What is needed
Retype the listing below, keeping every line the same.
Available data below:
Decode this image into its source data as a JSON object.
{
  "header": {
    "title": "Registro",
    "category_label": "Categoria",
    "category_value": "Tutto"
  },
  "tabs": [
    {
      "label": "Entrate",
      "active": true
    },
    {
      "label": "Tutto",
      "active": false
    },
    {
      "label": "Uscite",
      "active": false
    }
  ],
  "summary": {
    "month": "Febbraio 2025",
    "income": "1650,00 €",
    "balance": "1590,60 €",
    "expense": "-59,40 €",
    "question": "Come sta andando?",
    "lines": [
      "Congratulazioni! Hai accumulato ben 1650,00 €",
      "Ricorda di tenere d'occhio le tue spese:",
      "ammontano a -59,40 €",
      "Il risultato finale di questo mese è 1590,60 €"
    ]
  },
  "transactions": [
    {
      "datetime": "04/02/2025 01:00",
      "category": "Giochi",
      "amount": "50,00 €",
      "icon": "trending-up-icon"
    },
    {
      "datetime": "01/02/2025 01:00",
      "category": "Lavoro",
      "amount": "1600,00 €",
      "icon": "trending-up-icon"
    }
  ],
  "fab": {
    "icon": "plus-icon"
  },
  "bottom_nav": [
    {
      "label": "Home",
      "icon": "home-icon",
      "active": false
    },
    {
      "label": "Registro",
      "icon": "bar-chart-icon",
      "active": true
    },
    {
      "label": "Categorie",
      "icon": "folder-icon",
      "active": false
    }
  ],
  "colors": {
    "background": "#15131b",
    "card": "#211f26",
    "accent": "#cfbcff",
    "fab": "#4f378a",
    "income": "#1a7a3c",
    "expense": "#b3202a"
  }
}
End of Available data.
Result of this task
Decode this image into its source data as a JSON object.
{
  "header": {
    "title": "Registro",
    "category_label": "Categoria",
    "category_value": "Tutto"
  },
  "tabs": [
    {
      "label": "Entrate",
      "active": true
    },
    {
      "label": "Tutto",
      "active": false
    },
    {
      "label": "Uscite",
      "active": false
    }
  ],
  "summary": {
    "month": "Febbraio 2025",
    "income": "1650,00 €",
    "balance": "1590,60 €",
    "expense": "-59,40 €",
    "question": "Come sta andando?",
    "lines": [
      "Congratulazioni! Hai accumulato ben 1650,00 €",
      "Ricorda di tenere d'occhio le tue spese:",
      "ammontano a -59,40 €",
      "Il risultato finale di questo mese è 1590,60 €"
    ]
  },
  "transactions": [
    {
      "datetime": "04/02/2025 01:00",
      "category": "Giochi",
      "amount": "50,00 €",
      "icon": "trending-up-icon"
    },
    {
      "datetime": "01/02/2025 01:00",
      "category": "Lavoro",
      "amount": "1600,00 €",
      "icon": "trending-up-icon"
    }
  ],
  "fab": {
    "icon": "plus-icon"
  },
  "bottom_nav": [
    {
      "label": "Home",
      "icon": "home-icon",
      "active": false
    },
    {
      "label": "Registro",
      "icon": "bar-chart-icon",
      "active": true
    },
    {
      "label": "Categorie",
      "icon": "folder-icon",
      "active": false
    }
  ],
  "colors": {
    "background": "#15131b",
    "card": "#211f26",
    "accent": "#cfbcff",
    "fab": "#4f378a",
    "income": "#1a7a3c",
    "expense": "#b3202a"
  }
}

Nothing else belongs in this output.